On our recent roadtrip, in the midst of a gentle difference of opinion about the mess in the backseat of the car, the adult conversation was occasionally interrupted by a Cindy Lou Who-like whisper ‘carrrr’ as Timothy responded to his cue word.
As mentioned a few weeks ago, Timothy loves to play with his hair, especially his bangs. This is cute, but playing this game while he’s eating is the reason that the little prince could use a bath or hosing down after pretty much every meal.
Speaking of which, bathtime has become more exciting now that Timothy has found that he can drain the water from his little bath tub by removing the rubber stopper. So now, instead of simply taking a bath, we fill the tub, he removes the stopper, we fill the tub, he remove the stopper, we don’t take a hint and fill up the tub again, etc.
(In the latest twist this morning, the tub stopper in question has now gone missing. Coincidence? We don’t think so either, and we’re trying to get the usual suspect to spill the beans.)
Timothy has started walking!
We forgot how cool it is to see a new walker wobble, steady themselves, and then try to move forward. For Timothy, it’s ten steps at a time, sometimes running, often falling, but always screaming. When he’s been sitting and then slowly rises to his feet, he looks like Godzilla getting ready to walk over a city.
Between a doctor telling us early on that he thought that Timothy might walk by 14 months, to Timothy’s early ability to pull himself up on furniture, it has felt like Timothy has been on the verge of walking for almost a year.
When both of our (now teenage) girls were little, they crawled for a few months and then just started walking and running when they were a year old. No assembly required, and I didn’t even have time to take credit for their progress.
And so we’ve been working a lot with Timothy (and have had a ton of help from the folks at the school district and his pre school), learning about how complicated walking actually is, and asking ourselves when he would walk.
A wise friend, Thom Winninger, refers to this time in the waiting room as the ‘limnal space’. It’s any time that we’re in limbo, whether between jobs or relationships or waiting for something to happen.
The funny thing about limnal space is that most of us really, really don’t like it. Because this time can be uncertain and messy, and most of us (myself very much included) just want things to be clear, and so we just want to get to that next phase.
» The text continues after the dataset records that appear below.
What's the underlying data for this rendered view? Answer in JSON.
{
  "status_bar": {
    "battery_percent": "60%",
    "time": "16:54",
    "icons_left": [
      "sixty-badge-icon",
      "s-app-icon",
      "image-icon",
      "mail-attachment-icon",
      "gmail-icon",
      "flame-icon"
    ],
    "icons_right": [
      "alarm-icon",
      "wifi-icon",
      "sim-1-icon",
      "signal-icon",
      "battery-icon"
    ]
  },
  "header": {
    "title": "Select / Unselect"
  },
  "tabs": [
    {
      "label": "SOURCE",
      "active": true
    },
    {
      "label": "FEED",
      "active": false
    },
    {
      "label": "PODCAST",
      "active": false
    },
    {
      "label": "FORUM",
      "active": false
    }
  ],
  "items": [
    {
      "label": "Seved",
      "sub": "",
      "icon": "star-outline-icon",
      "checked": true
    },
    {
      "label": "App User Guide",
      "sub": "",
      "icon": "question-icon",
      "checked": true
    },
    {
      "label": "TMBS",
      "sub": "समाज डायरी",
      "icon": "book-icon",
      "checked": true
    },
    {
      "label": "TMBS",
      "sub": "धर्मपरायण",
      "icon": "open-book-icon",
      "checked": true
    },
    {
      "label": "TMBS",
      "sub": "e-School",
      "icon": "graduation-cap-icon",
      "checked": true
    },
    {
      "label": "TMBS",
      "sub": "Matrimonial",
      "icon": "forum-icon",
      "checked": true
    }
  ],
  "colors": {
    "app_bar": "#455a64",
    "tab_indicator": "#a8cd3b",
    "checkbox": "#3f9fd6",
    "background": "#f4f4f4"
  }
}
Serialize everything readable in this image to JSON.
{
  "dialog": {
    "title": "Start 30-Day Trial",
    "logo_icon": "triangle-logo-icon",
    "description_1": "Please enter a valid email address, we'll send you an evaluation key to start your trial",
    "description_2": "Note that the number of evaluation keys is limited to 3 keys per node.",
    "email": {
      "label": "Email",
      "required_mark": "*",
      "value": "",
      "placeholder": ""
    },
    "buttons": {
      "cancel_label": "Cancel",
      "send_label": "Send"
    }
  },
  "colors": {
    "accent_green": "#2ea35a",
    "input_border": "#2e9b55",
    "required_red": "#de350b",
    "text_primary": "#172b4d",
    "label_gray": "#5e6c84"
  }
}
We want so badly to get to the next step or have more clarity that that’s all we focus on.
But even if it doesn’t feel like it, Thom says that there is something really unique and beautiful about our time in the limnal space. Because these are moments when we’re vulnerable and a little unsettled. And if we’re able to calm down and listen, and even try to appreciate it, these limnal moments offer a lot of opportunities for us, for insight and growth. We can learn a lot about ourselves – about how much we can do and endure — during these times.
And so, as if we needed another reminder, Timothy’s path to walking is yet another one, reminding us that while it’s good to aim toward our future goals, we need to also work hard to just settle down and enjoy today, and not hold our breath until that next big milestone arrives.
Because we still want to believe that we can control so much of this stuff, but Timothy shows us every day that many things will work at their own speed, whether we like that or not.
And so it’s probably a good idea for us to learn to like it.
That is, as long as we’re not spending all day refilling the little prince’s bathtub.
We would have laughed if someone had told us four years ago that in the Fall of 2013 we’d still have two kids at home, but that one of them would be a little red headed scrapper, and that Elisabeth would spend her senior year studying in India.
We feel very fortunate and blessed, and we’re going through an amazing period of learning, from both India and Edina. We’re so thankful for these experiences, and are especially grateful for our families and friends.
Timothy, Catherine, Elisabeth, Laura and Jack